THE best thing about birthday celebrations is they can remind you -- even in the midst of a crummy economy, bumper-to-bumper traffic snarls and everyday mundane problems -- that Hawaii is still the best place on Earth to turn another year older.
Mahalo for a super birthday
My birthday whirlwind (never mind which birthday, nosey) started on Friday with a gorgeous double-bozo lei and a guava-chiffon cake, mercifully sporting only one candle, from my cohorts in the newsroom.
That night, I joined the appreciative throng at "Pili Mau: Together Forever," a benefit concert for the Waikiki Community Center.
The talents of popular local crooners like Karen Keawehawaii, Loyal Garner, Melveen Leed, the Makaha Sons, Hapa and Pureheart packed the Sheraton-Waikiki ballroom with hundreds of toe-tapping, head-bobbing islanders hungry for live Hawaiian music on the Kalakaua strip. We ate it up.
On Saturday morning, I made the picturesque drive over to the Windward side -- not only to savor the stunning view of the Koolaus but to help representatives of nonprofit groups better understand the media.
The Family Community Leadership panel discussion, "What the Press Really Wants," also featured news ace Jane Pascual of KRTR and three other radio stations, and former NBC Hawaii News8 managing editor Elisa Yadao.
Participating in such workshops are a pleasant necessity, because they lead to a better understanding of what different media look for and how they decide what gets covered.
More important, barriers are broken. When we first started our presentations, those in attendance looked apprehensive and even a little intimidated. But, by the end of our two-hour session, everybody was smiling and joking.
One attendee commented that she had always envisioned journalists as all-powerful and unapproachable. Who, me?
Now she saw us as we really were: in our case, three local girls trying to do a good job in a profession we love, in a field we respect, and on behalf of a public that wants to be informed, inspired and entertained.
Mission accomplished. Now on with the celebrating!
The rest of Saturday and Sunday was spent with family and friends -- opening presents, hugging, and chowing down at eclectic watering holes ranging from Like Like Drive Inn to David Paul's Diamond Head Grill.
By Sunday night, I was pooped but positively glowing with aloha from this most memorable of all my forty-something years of existence.
MAYBE it was nostalgia or because I'm now a little older and thus wiser. But reflecting back on these past three days made me realize why they were especially meaningful.
They were spent with the people dearest to me -- my family, co-workers and pals.
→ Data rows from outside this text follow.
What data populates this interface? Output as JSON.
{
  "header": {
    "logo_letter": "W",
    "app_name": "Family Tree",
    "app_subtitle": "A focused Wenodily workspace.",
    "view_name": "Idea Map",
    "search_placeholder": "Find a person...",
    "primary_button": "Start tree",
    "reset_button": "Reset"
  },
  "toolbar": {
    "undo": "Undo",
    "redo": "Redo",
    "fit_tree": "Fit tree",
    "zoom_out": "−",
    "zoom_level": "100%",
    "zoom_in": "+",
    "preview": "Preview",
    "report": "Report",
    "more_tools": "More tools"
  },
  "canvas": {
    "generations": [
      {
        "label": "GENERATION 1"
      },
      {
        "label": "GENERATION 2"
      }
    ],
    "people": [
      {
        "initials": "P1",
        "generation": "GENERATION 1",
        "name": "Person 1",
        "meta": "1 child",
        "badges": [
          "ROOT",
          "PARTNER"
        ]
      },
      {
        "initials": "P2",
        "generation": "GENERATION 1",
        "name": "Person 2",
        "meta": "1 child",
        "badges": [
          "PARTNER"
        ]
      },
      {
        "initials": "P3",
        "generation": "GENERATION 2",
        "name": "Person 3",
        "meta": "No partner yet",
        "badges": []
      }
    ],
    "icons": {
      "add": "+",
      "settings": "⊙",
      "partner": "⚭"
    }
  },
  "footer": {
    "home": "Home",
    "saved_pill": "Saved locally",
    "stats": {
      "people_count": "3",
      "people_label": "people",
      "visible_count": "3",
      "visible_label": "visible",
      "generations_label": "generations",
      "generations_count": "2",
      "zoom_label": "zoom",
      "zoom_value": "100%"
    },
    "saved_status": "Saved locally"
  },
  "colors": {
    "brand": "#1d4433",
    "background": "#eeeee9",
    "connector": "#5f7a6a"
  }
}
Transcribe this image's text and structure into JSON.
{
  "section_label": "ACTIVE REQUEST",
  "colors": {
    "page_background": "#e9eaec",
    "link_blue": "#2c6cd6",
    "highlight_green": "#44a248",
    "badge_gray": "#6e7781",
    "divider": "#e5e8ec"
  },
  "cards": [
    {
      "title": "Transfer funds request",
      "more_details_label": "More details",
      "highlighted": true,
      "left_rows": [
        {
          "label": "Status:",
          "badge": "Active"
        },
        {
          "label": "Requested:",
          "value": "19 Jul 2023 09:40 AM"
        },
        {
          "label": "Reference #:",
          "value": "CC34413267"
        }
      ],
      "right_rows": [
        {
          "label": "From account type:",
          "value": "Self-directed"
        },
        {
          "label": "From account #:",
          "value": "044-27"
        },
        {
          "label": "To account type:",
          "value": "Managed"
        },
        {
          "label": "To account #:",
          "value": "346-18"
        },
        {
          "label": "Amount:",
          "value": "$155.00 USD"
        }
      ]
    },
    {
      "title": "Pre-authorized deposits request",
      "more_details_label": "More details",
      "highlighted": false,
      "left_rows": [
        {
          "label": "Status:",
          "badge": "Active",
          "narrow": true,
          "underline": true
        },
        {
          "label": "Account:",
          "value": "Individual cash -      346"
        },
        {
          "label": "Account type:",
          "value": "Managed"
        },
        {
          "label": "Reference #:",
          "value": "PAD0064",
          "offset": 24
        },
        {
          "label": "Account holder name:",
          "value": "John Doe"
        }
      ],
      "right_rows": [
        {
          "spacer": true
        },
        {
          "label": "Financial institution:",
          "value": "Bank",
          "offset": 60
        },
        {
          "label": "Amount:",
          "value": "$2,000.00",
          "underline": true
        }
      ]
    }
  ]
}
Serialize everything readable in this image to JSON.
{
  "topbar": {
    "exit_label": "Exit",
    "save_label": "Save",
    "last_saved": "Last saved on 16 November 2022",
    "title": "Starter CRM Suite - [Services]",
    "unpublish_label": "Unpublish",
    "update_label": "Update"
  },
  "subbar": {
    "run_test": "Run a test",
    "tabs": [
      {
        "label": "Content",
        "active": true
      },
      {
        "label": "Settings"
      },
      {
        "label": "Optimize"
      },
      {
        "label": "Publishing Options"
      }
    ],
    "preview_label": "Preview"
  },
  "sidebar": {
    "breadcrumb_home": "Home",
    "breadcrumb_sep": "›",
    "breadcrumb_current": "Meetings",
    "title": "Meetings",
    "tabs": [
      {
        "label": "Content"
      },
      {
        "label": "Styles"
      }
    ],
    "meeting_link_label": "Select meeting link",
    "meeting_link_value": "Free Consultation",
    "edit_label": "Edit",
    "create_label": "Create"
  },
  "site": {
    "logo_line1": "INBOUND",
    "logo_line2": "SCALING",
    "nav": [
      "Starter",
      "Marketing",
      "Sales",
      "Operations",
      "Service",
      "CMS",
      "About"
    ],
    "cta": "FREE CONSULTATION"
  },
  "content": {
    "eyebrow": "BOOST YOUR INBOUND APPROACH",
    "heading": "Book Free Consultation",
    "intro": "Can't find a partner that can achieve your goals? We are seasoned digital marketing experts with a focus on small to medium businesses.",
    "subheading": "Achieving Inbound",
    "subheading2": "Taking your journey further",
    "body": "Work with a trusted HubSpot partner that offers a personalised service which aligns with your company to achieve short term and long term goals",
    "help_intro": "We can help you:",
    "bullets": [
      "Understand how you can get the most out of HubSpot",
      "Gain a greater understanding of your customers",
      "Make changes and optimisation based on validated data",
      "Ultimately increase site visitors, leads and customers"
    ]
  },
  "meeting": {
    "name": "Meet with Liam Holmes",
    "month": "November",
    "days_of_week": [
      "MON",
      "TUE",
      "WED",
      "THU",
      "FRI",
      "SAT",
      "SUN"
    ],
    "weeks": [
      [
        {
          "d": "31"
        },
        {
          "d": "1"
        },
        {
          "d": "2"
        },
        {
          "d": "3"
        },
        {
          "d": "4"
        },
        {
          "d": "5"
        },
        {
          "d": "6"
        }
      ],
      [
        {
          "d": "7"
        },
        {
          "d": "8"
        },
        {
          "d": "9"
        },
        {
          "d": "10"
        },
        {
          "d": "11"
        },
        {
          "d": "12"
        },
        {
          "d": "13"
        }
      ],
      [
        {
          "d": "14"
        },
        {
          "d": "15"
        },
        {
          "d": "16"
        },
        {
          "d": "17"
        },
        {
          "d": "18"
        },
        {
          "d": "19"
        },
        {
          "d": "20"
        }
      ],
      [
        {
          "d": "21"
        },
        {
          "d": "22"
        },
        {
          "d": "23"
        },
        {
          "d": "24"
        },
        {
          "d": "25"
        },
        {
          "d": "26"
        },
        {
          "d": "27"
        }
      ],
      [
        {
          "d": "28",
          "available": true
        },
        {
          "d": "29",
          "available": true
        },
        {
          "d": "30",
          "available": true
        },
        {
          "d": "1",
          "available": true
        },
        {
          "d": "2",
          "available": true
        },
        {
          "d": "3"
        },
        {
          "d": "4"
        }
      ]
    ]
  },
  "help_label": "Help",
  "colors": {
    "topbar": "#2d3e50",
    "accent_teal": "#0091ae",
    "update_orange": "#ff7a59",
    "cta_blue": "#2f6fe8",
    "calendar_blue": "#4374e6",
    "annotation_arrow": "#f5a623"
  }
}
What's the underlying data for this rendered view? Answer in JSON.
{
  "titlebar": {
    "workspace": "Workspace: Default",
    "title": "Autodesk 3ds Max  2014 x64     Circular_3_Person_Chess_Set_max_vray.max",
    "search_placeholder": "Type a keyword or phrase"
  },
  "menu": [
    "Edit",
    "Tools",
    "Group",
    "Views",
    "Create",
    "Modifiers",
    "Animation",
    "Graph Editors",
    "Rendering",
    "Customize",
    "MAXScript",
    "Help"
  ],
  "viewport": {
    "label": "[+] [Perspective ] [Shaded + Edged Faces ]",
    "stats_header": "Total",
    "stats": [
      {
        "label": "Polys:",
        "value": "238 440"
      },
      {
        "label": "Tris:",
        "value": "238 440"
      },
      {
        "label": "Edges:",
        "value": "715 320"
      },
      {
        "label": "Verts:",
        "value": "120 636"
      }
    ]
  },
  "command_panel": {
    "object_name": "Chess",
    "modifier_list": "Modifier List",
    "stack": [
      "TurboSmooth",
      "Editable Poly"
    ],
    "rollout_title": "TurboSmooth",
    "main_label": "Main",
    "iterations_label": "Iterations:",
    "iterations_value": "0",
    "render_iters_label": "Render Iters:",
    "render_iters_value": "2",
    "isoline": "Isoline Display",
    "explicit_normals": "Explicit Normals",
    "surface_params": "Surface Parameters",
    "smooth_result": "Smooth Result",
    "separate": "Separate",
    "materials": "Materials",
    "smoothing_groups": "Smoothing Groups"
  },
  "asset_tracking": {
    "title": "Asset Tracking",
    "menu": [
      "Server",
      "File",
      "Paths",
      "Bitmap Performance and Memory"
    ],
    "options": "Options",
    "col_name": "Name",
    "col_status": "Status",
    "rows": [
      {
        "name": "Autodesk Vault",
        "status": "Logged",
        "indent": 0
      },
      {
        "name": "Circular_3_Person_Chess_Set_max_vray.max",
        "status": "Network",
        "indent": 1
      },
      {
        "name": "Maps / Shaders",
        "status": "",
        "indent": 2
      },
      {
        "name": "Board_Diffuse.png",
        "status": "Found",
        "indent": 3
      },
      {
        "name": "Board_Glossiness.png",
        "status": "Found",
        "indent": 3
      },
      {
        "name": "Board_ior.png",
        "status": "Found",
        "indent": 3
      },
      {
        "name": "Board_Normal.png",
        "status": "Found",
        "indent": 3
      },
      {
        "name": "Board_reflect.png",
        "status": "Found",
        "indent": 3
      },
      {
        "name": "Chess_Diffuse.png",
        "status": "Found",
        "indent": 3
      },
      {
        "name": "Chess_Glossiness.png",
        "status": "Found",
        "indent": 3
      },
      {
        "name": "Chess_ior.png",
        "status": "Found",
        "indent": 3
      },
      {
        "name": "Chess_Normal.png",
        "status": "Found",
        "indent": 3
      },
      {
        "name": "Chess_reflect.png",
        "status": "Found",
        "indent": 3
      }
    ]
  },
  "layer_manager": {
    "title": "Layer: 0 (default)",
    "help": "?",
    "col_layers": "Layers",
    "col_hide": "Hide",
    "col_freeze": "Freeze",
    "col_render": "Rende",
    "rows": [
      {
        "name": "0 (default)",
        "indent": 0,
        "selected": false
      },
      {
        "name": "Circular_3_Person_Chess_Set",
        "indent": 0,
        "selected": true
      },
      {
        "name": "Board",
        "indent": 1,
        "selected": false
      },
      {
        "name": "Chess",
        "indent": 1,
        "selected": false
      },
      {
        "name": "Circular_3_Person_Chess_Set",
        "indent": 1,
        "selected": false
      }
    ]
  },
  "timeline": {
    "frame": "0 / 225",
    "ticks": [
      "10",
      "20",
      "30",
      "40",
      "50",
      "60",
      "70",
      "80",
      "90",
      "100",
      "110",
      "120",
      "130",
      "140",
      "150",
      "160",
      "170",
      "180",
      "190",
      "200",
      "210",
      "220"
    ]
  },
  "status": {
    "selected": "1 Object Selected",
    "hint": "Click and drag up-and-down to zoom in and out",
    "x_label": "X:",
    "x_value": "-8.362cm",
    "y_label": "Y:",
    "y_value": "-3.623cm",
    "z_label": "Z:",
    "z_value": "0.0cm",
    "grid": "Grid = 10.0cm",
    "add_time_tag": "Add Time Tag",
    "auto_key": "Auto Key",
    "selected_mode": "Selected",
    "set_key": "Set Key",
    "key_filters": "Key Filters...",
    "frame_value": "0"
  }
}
At the nonprofit/media workshop, I was able to help those who are trying to make this a better place to live.
And at the "Pili Mau" concert, a whole throng of strangers gathered together to bond and enjoy music born and nurtured in these islands, while supporting a good cause in the process.
Mahalo to everyone for making this my best birthday weekend ever. Many happy returns to us all.
And remember, every day is SOMEBODY'S birthday celebration on this rock we call home, so let's not ruin it by dwelling on the crummy economy, the bumper-to-bumper traffic snarls, the everyday mundane problems...
Diane Yukihiro Chang's column runs Monday and Friday.
She can be reached by phone at 525-8607, via e-mail at
email@example.com, or by fax at 523-7863.